The data: Begin
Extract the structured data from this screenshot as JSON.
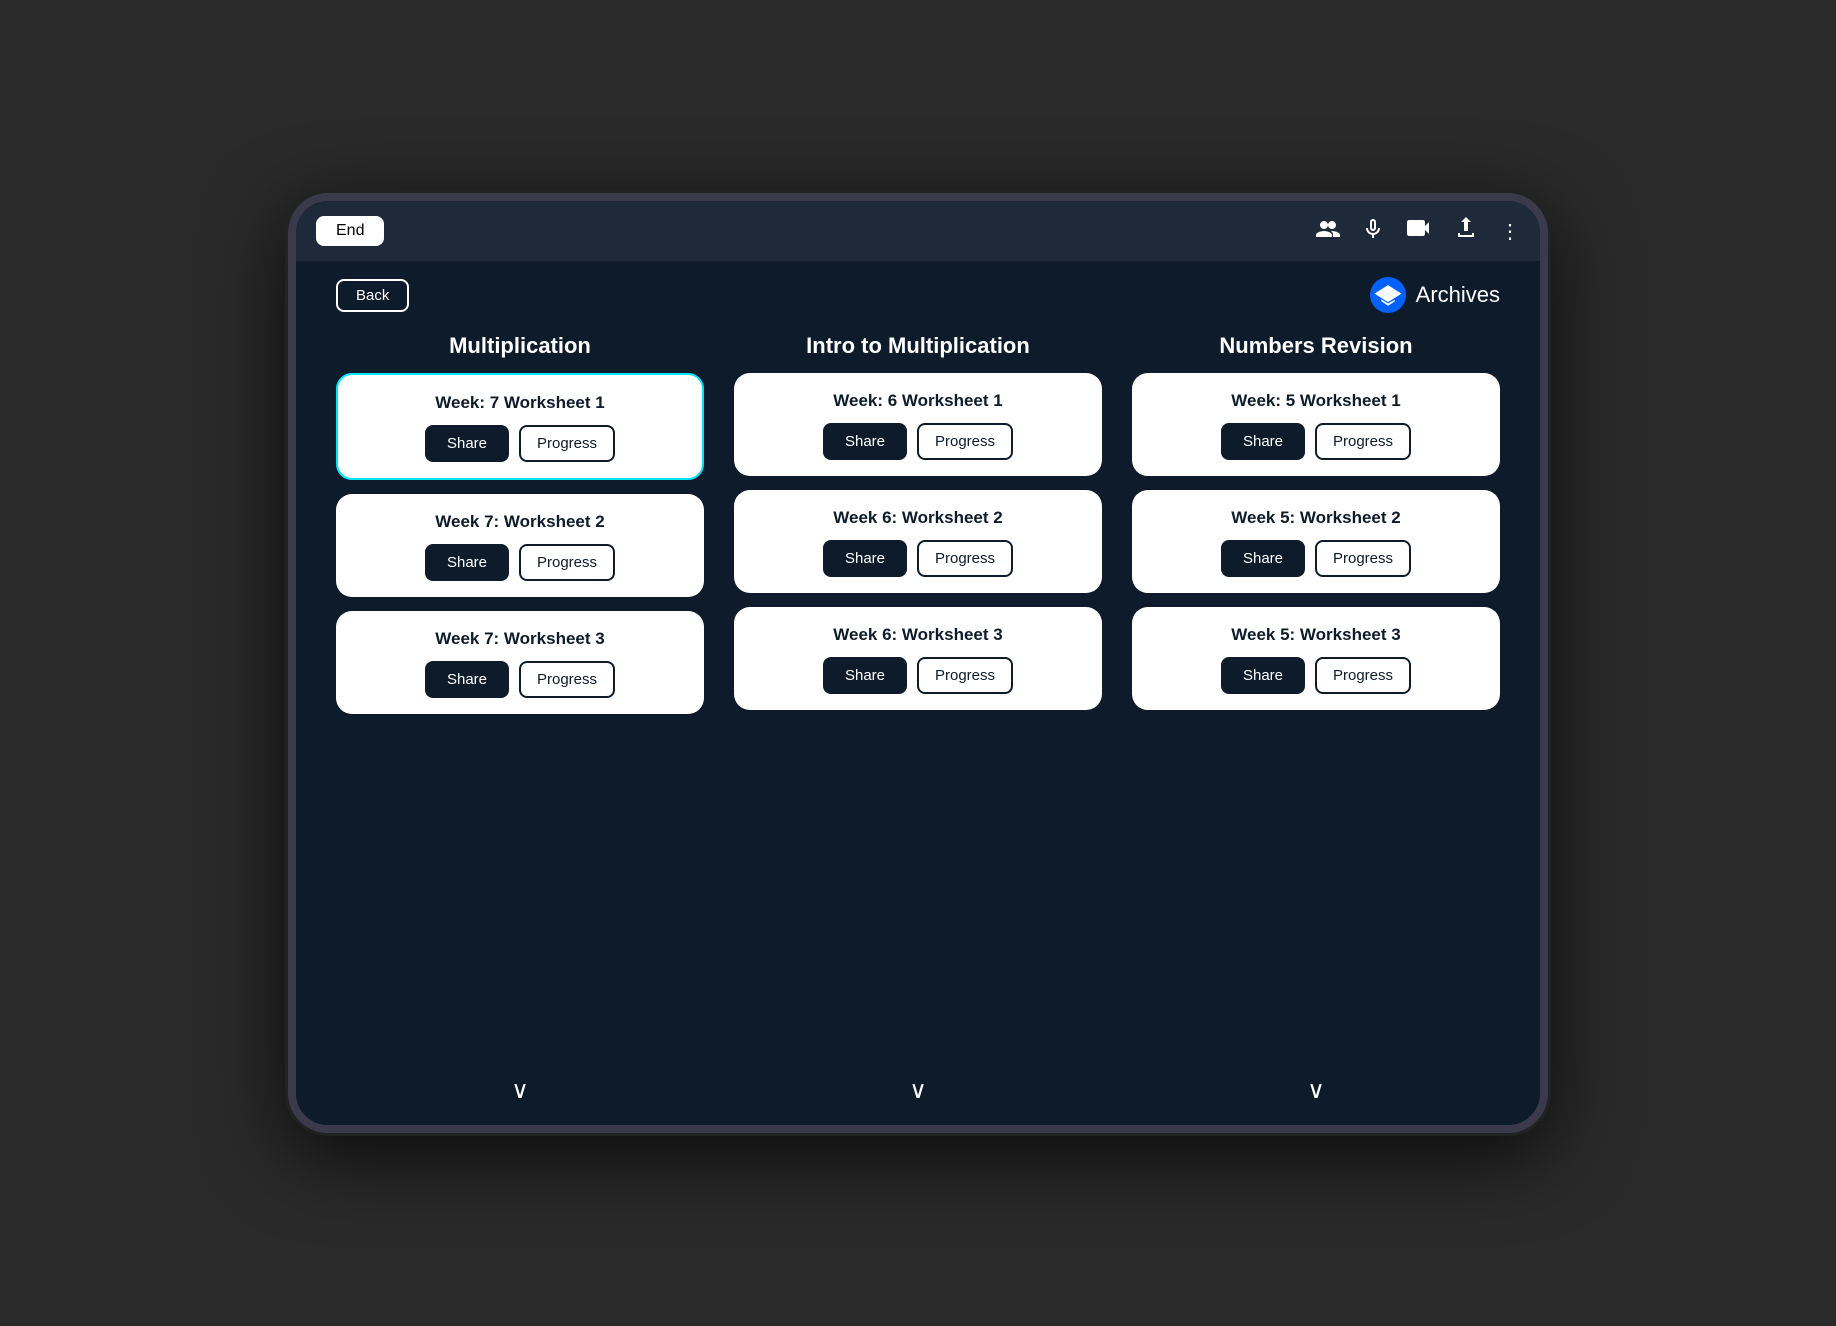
{
  "system_bar": {
    "end_label": "End",
    "icons": {
      "people": "👥",
      "mic": "🎤",
      "camera": "📹",
      "share": "⬆",
      "more": "⋮"
    }
  },
  "nav": {
    "back_label": "Back",
    "archives_label": "Archives"
  },
  "columns": [
    {
      "id": "multiplication",
      "title": "Multiplication",
      "worksheets": [
        {
          "id": "w1",
          "title": "Week: 7 Worksheet 1",
          "highlighted": true
        },
        {
          "id": "w2",
          "title": "Week 7: Worksheet 2",
          "highlighted": false
        },
        {
          "id": "w3",
          "title": "Week 7: Worksheet 3",
          "highlighted": false
        }
      ]
    },
    {
      "id": "intro-multiplication",
      "title": "Intro to Multiplication",
      "worksheets": [
        {
          "id": "w1",
          "title": "Week: 6 Worksheet 1",
          "highlighted": false
        },
        {
          "id": "w2",
          "title": "Week 6: Worksheet 2",
          "highlighted": false
        },
        {
          "id": "w3",
          "title": "Week 6: Worksheet 3",
          "highlighted": false
        }
      ]
    },
    {
      "id": "numbers-revision",
      "title": "Numbers Revision",
      "worksheets": [
        {
          "id": "w1",
          "title": "Week: 5 Worksheet 1",
          "highlighted": false
        },
        {
          "id": "w2",
          "title": "Week 5: Worksheet 2",
          "highlighted": false
        },
        {
          "id": "w3",
          "title": "Week 5: Worksheet 3",
          "highlighted": false
        }
      ]
    }
  ],
  "buttons": {
    "share_label": "Share",
    "progress_label": "Progress"
  },
  "chevron_down": "∨",
  "next_arrow": "›"
}
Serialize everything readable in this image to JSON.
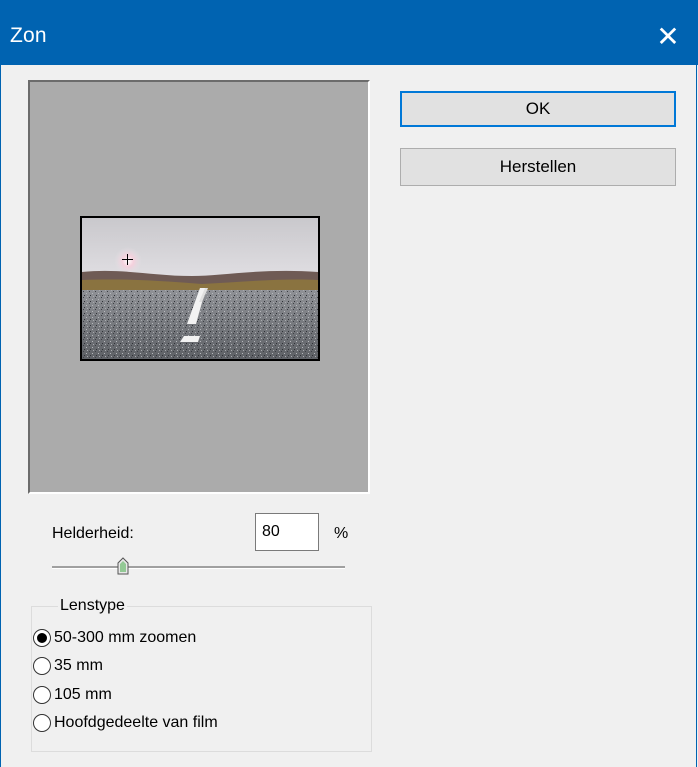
{
  "window": {
    "title": "Zon",
    "close_glyph": "✕",
    "titlebar_color": "#0063b1"
  },
  "buttons": {
    "ok": "OK",
    "reset": "Herstellen"
  },
  "brightness": {
    "label": "Helderheid:",
    "value": "80",
    "unit": "%",
    "slider_fraction": 0.24
  },
  "lens": {
    "group_label": "Lenstype",
    "options": [
      {
        "label": "50-300 mm zoomen",
        "checked": true
      },
      {
        "label": "35 mm",
        "checked": false
      },
      {
        "label": "105 mm",
        "checked": false
      },
      {
        "label": "Hoofdgedeelte van film",
        "checked": false
      }
    ]
  },
  "preview": {
    "marker_icon": "crosshair-icon"
  }
}
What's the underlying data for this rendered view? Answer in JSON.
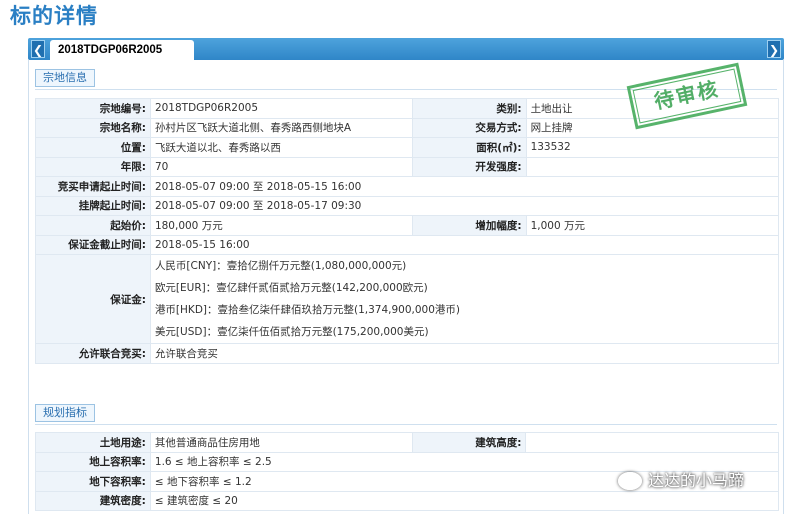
{
  "page": {
    "title": "标的详情"
  },
  "tabbar": {
    "active_tab": "2018TDGP06R2005",
    "prev_icon": "❮",
    "next_icon": "❯"
  },
  "stamp": {
    "text": "待审核",
    "color": "#3aa652"
  },
  "section1": {
    "label": "宗地信息",
    "rows": [
      {
        "l1": "宗地编号:",
        "v1": "2018TDGP06R2005",
        "l2": "类别:",
        "v2": "土地出让"
      },
      {
        "l1": "宗地名称:",
        "v1": "孙村片区飞跃大道北侧、春秀路西侧地块A",
        "l2": "交易方式:",
        "v2": "网上挂牌"
      },
      {
        "l1": "位置:",
        "v1": "飞跃大道以北、春秀路以西",
        "l2": "面积(㎡):",
        "v2": "133532"
      },
      {
        "l1": "年限:",
        "v1": "70",
        "l2": "开发强度:",
        "v2": ""
      },
      {
        "l1": "竞买申请起止时间:",
        "v1": "2018-05-07 09:00 至 2018-05-15 16:00"
      },
      {
        "l1": "挂牌起止时间:",
        "v1": "2018-05-07 09:00 至 2018-05-17 09:30"
      },
      {
        "l1": "起始价:",
        "v1": "180,000 万元",
        "l2": "增加幅度:",
        "v2": "1,000 万元"
      },
      {
        "l1": "保证金截止时间:",
        "v1": "2018-05-15 16:00"
      }
    ],
    "deposit": {
      "label": "保证金:",
      "lines": [
        "人民币[CNY]：壹拾亿捌仟万元整(1,080,000,000元)",
        "欧元[EUR]：壹亿肆仟贰佰贰拾万元整(142,200,000欧元)",
        "港币[HKD]：壹拾叁亿柒仟肆佰玖拾万元整(1,374,900,000港币)",
        "美元[USD]：壹亿柒仟伍佰贰拾万元整(175,200,000美元)"
      ]
    },
    "joint": {
      "label": "允许联合竞买:",
      "value": "允许联合竞买"
    }
  },
  "section2": {
    "label": "规划指标",
    "rows": [
      {
        "l1": "土地用途:",
        "v1": "其他普通商品住房用地",
        "l2": "建筑高度:",
        "v2": ""
      },
      {
        "l1": "地上容积率:",
        "v1": "1.6 ≤ 地上容积率 ≤ 2.5"
      },
      {
        "l1": "地下容积率:",
        "v1": "≤ 地下容积率 ≤ 1.2"
      },
      {
        "l1": "建筑密度:",
        "v1": "≤ 建筑密度 ≤ 20"
      }
    ]
  },
  "watermark": {
    "text": "达达的小马蹄"
  }
}
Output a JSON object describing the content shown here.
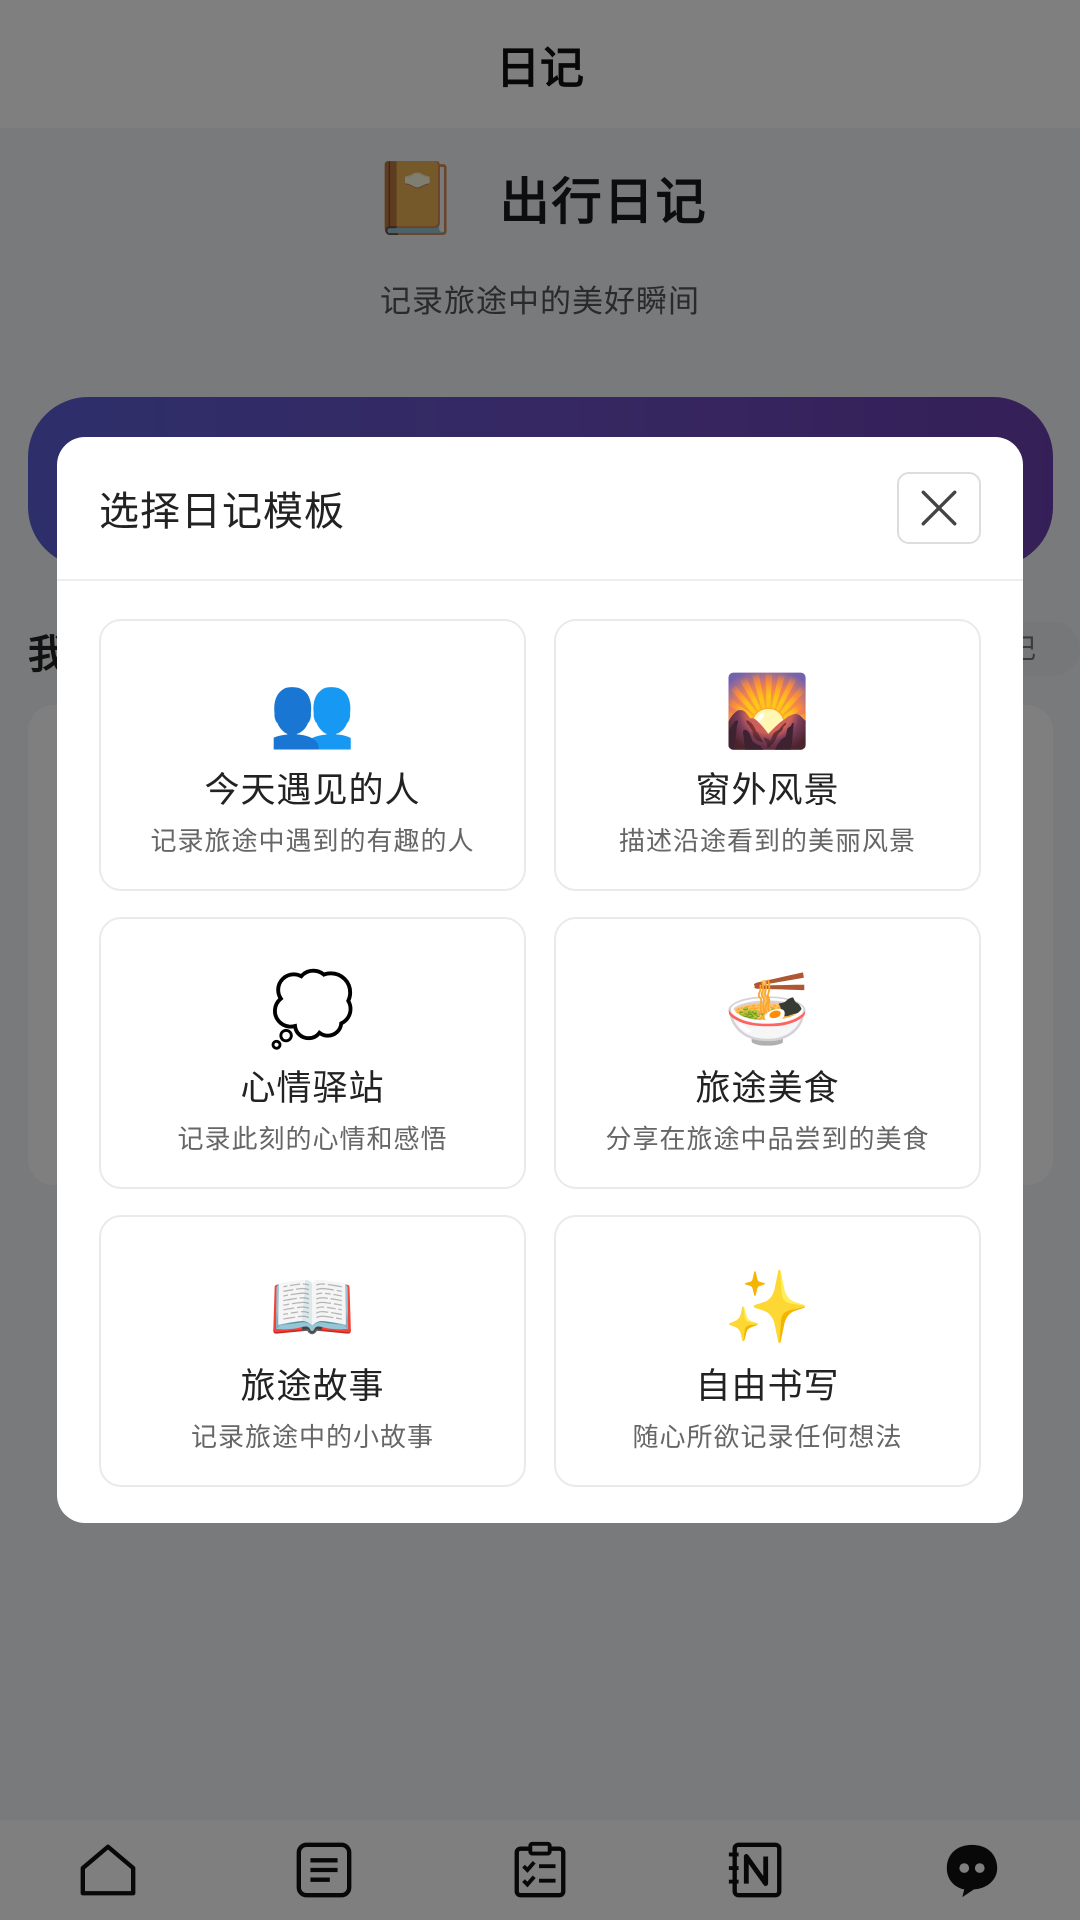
{
  "app": {
    "title": "日记"
  },
  "hero": {
    "icon": "📔",
    "title": "出行日记",
    "subtitle": "记录旅途中的美好瞬间"
  },
  "section": {
    "heading": "我",
    "pill": "记"
  },
  "modal": {
    "title": "选择日记模板",
    "close_icon": "close-icon",
    "templates": [
      {
        "icon": "👥",
        "title": "今天遇见的人",
        "desc": "记录旅途中遇到的有趣的人"
      },
      {
        "icon": "🌄",
        "title": "窗外风景",
        "desc": "描述沿途看到的美丽风景"
      },
      {
        "icon": "💭",
        "title": "心情驿站",
        "desc": "记录此刻的心情和感悟"
      },
      {
        "icon": "🍜",
        "title": "旅途美食",
        "desc": "分享在旅途中品尝到的美食"
      },
      {
        "icon": "📖",
        "title": "旅途故事",
        "desc": "记录旅途中的小故事"
      },
      {
        "icon": "✨",
        "title": "自由书写",
        "desc": "随心所欲记录任何想法"
      }
    ]
  },
  "tabbar": {
    "icons": [
      "home-icon",
      "list-icon",
      "checklist-icon",
      "notebook-icon",
      "chat-icon"
    ]
  },
  "colors": {
    "banner_start": "#5b5fd6",
    "banner_end": "#6a3fb0",
    "overlay": "rgba(0,0,0,0.5)"
  }
}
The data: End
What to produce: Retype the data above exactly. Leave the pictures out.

Response box:
Extract the structured data from this screenshot as JSON.
{
  "system_bar": {
    "end_label": "End",
    "icons": {
      "people": "👥",
      "mic": "🎤",
      "camera": "📹",
      "share": "⬆",
      "more": "⋮"
    }
  },
  "nav": {
    "back_label": "Back",
    "archives_label": "Archives"
  },
  "columns": [
    {
      "id": "multiplication",
      "title": "Multiplication",
      "worksheets": [
        {
          "id": "w1",
          "title": "Week: 7 Worksheet 1",
          "highlighted": true
        },
        {
          "id": "w2",
          "title": "Week 7: Worksheet 2",
          "highlighted": false
        },
        {
          "id": "w3",
          "title": "Week 7: Worksheet 3",
          "highlighted": false
        }
      ]
    },
    {
      "id": "intro-multiplication",
      "title": "Intro to Multiplication",
      "worksheets": [
        {
          "id": "w1",
          "title": "Week: 6 Worksheet 1",
          "highlighted": false
        },
        {
          "id": "w2",
          "title": "Week 6: Worksheet 2",
          "highlighted": false
        },
        {
          "id": "w3",
          "title": "Week 6: Worksheet 3",
          "highlighted": false
        }
      ]
    },
    {
      "id": "numbers-revision",
      "title": "Numbers Revision",
      "worksheets": [
        {
          "id": "w1",
          "title": "Week: 5 Worksheet 1",
          "highlighted": false
        },
        {
          "id": "w2",
          "title": "Week 5: Worksheet 2",
          "highlighted": false
        },
        {
          "id": "w3",
          "title": "Week 5: Worksheet 3",
          "highlighted": false
        }
      ]
    }
  ],
  "buttons": {
    "share_label": "Share",
    "progress_label": "Progress"
  },
  "chevron_down": "∨",
  "next_arrow": "›"
}
Serialize everything readable in this image to JSON.
{
  "window": {
    "title": "Zon",
    "close_glyph": "✕",
    "titlebar_color": "#0063b1"
  },
  "buttons": {
    "ok": "OK",
    "reset": "Herstellen"
  },
  "brightness": {
    "label": "Helderheid:",
    "value": "80",
    "unit": "%",
    "slider_fraction": 0.24
  },
  "lens": {
    "group_label": "Lenstype",
    "options": [
      {
        "label": "50-300 mm zoomen",
        "checked": true
      },
      {
        "label": "35 mm",
        "checked": false
      },
      {
        "label": "105 mm",
        "checked": false
      },
      {
        "label": "Hoofdgedeelte van film",
        "checked": false
      }
    ]
  },
  "preview": {
    "marker_icon": "crosshair-icon"
  }
}
What's the underlying data for this rendered view? Answer in JSON.
{
  "page": {
    "title": "标的详情"
  },
  "tabbar": {
    "active_tab": "2018TDGP06R2005",
    "prev_icon": "❮",
    "next_icon": "❯"
  },
  "stamp": {
    "text": "待审核",
    "color": "#3aa652"
  },
  "section1": {
    "label": "宗地信息",
    "rows": [
      {
        "l1": "宗地编号:",
        "v1": "2018TDGP06R2005",
        "l2": "类别:",
        "v2": "土地出让"
      },
      {
        "l1": "宗地名称:",
        "v1": "孙村片区飞跃大道北侧、春秀路西侧地块A",
        "l2": "交易方式:",
        "v2": "网上挂牌"
      },
      {
        "l1": "位置:",
        "v1": "飞跃大道以北、春秀路以西",
        "l2": "面积(㎡):",
        "v2": "133532"
      },
      {
        "l1": "年限:",
        "v1": "70",
        "l2": "开发强度:",
        "v2": ""
      },
      {
        "l1": "竞买申请起止时间:",
        "v1": "2018-05-07 09:00 至 2018-05-15 16:00"
      },
      {
        "l1": "挂牌起止时间:",
        "v1": "2018-05-07 09:00 至 2018-05-17 09:30"
      },
      {
        "l1": "起始价:",
        "v1": "180,000 万元",
        "l2": "增加幅度:",
        "v2": "1,000 万元"
      },
      {
        "l1": "保证金截止时间:",
        "v1": "2018-05-15 16:00"
      }
    ],
    "deposit": {
      "label": "保证金:",
      "lines": [
        "人民币[CNY]：壹拾亿捌仟万元整(1,080,000,000元)",
        "欧元[EUR]：壹亿肆仟贰佰贰拾万元整(142,200,000欧元)",
        "港币[HKD]：壹拾叁亿柒仟肆佰玖拾万元整(1,374,900,000港币)",
        "美元[USD]：壹亿柒仟伍佰贰拾万元整(175,200,000美元)"
      ]
    },
    "joint": {
      "label": "允许联合竞买:",
      "value": "允许联合竞买"
    }
  },
  "section2": {
    "label": "规划指标",
    "rows": [
      {
        "l1": "土地用途:",
        "v1": "其他普通商品住房用地",
        "l2": "建筑高度:",
        "v2": ""
      },
      {
        "l1": "地上容积率:",
        "v1": "1.6 ≤ 地上容积率 ≤ 2.5"
      },
      {
        "l1": "地下容积率:",
        "v1": "≤ 地下容积率 ≤ 1.2"
      },
      {
        "l1": "建筑密度:",
        "v1": "≤ 建筑密度 ≤ 20"
      }
    ]
  },
  "watermark": {
    "text": "达达的小马蹄"
  }
}
Output a JSON object describing the content shown here.
{
  "app": {
    "title": "日记"
  },
  "hero": {
    "icon": "📔",
    "title": "出行日记",
    "subtitle": "记录旅途中的美好瞬间"
  },
  "section": {
    "heading": "我",
    "pill": "记"
  },
  "modal": {
    "title": "选择日记模板",
    "close_icon": "close-icon",
    "templates": [
      {
        "icon": "👥",
        "title": "今天遇见的人",
        "desc": "记录旅途中遇到的有趣的人"
      },
      {
        "icon": "🌄",
        "title": "窗外风景",
        "desc": "描述沿途看到的美丽风景"
      },
      {
        "icon": "💭",
        "title": "心情驿站",
        "desc": "记录此刻的心情和感悟"
      },
      {
        "icon": "🍜",
        "title": "旅途美食",
        "desc": "分享在旅途中品尝到的美食"
      },
      {
        "icon": "📖",
        "title": "旅途故事",
        "desc": "记录旅途中的小故事"
      },
      {
        "icon": "✨",
        "title": "自由书写",
        "desc": "随心所欲记录任何想法"
      }
    ]
  },
  "tabbar": {
    "icons": [
      "home-icon",
      "list-icon",
      "checklist-icon",
      "notebook-icon",
      "chat-icon"
    ]
  },
  "colors": {
    "banner_start": "#5b5fd6",
    "banner_end": "#6a3fb0",
    "overlay": "rgba(0,0,0,0.5)"
  }
}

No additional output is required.